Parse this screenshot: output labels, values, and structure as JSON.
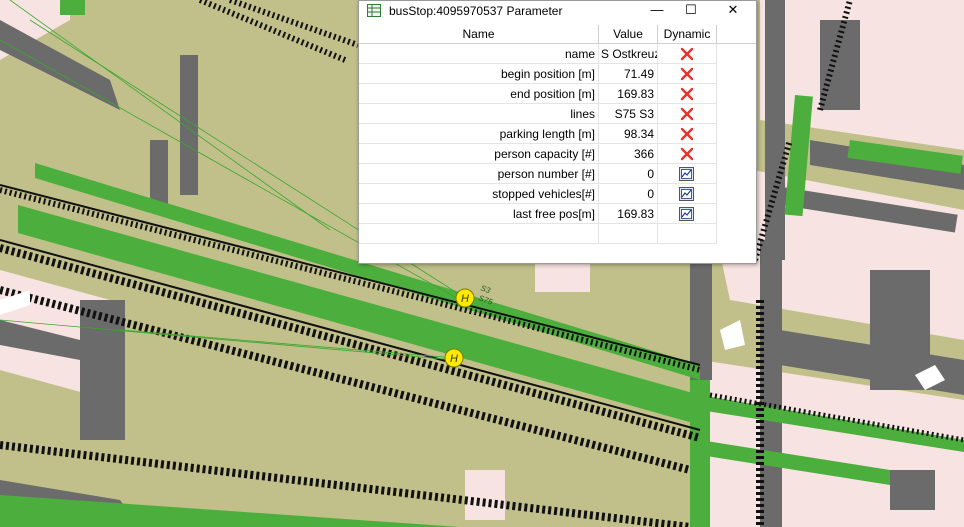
{
  "window": {
    "title": "busStop:4095970537 Parameter",
    "minimize_glyph": "—",
    "maximize_glyph": "☐",
    "close_glyph": "✕"
  },
  "table": {
    "headers": {
      "name": "Name",
      "value": "Value",
      "dynamic": "Dynamic"
    },
    "rows": [
      {
        "name": "name",
        "value": "S Ostkreuz",
        "dynamic": "x-icon"
      },
      {
        "name": "begin position [m]",
        "value": "71.49",
        "dynamic": "x-icon"
      },
      {
        "name": "end position [m]",
        "value": "169.83",
        "dynamic": "x-icon"
      },
      {
        "name": "lines",
        "value": "S75 S3",
        "dynamic": "x-icon"
      },
      {
        "name": "parking length [m]",
        "value": "98.34",
        "dynamic": "x-icon"
      },
      {
        "name": "person capacity [#]",
        "value": "366",
        "dynamic": "x-icon"
      },
      {
        "name": "person number [#]",
        "value": "0",
        "dynamic": "plot-icon"
      },
      {
        "name": "stopped vehicles[#]",
        "value": "0",
        "dynamic": "plot-icon"
      },
      {
        "name": "last free pos[m]",
        "value": "169.83",
        "dynamic": "plot-icon"
      },
      {
        "name": "",
        "value": "",
        "dynamic": ""
      }
    ]
  },
  "map": {
    "stop_label_lines": [
      "S3",
      "S75"
    ],
    "stop_marker_glyph": "H"
  },
  "colors": {
    "terrain": "#c1c08b",
    "residential": "#f7e4e2",
    "road_gray": "#696969",
    "rail_green": "#4caf3d",
    "stop_yellow": "#ffea00",
    "close_red": "#e8322a"
  }
}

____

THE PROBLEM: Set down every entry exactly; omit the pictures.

RESPONSE TO THIS TASK:
Parse this screenshot: output labels, values, and structure as JSON.
{
  "window": {
    "title": "busStop:4095970537 Parameter",
    "minimize_glyph": "—",
    "maximize_glyph": "☐",
    "close_glyph": "✕"
  },
  "table": {
    "headers": {
      "name": "Name",
      "value": "Value",
      "dynamic": "Dynamic"
    },
    "rows": [
      {
        "name": "name",
        "value": "S Ostkreuz",
        "dynamic": "x-icon"
      },
      {
        "name": "begin position [m]",
        "value": "71.49",
        "dynamic": "x-icon"
      },
      {
        "name": "end position [m]",
        "value": "169.83",
        "dynamic": "x-icon"
      },
      {
        "name": "lines",
        "value": "S75 S3",
        "dynamic": "x-icon"
      },
      {
        "name": "parking length [m]",
        "value": "98.34",
        "dynamic": "x-icon"
      },
      {
        "name": "person capacity [#]",
        "value": "366",
        "dynamic": "x-icon"
      },
      {
        "name": "person number [#]",
        "value": "0",
        "dynamic": "plot-icon"
      },
      {
        "name": "stopped vehicles[#]",
        "value": "0",
        "dynamic": "plot-icon"
      },
      {
        "name": "last free pos[m]",
        "value": "169.83",
        "dynamic": "plot-icon"
      },
      {
        "name": "",
        "value": "",
        "dynamic": ""
      }
    ]
  },
  "map": {
    "stop_label_lines": [
      "S3",
      "S75"
    ],
    "stop_marker_glyph": "H"
  },
  "colors": {
    "terrain": "#c1c08b",
    "residential": "#f7e4e2",
    "road_gray": "#696969",
    "rail_green": "#4caf3d",
    "stop_yellow": "#ffea00",
    "close_red": "#e8322a"
  }
}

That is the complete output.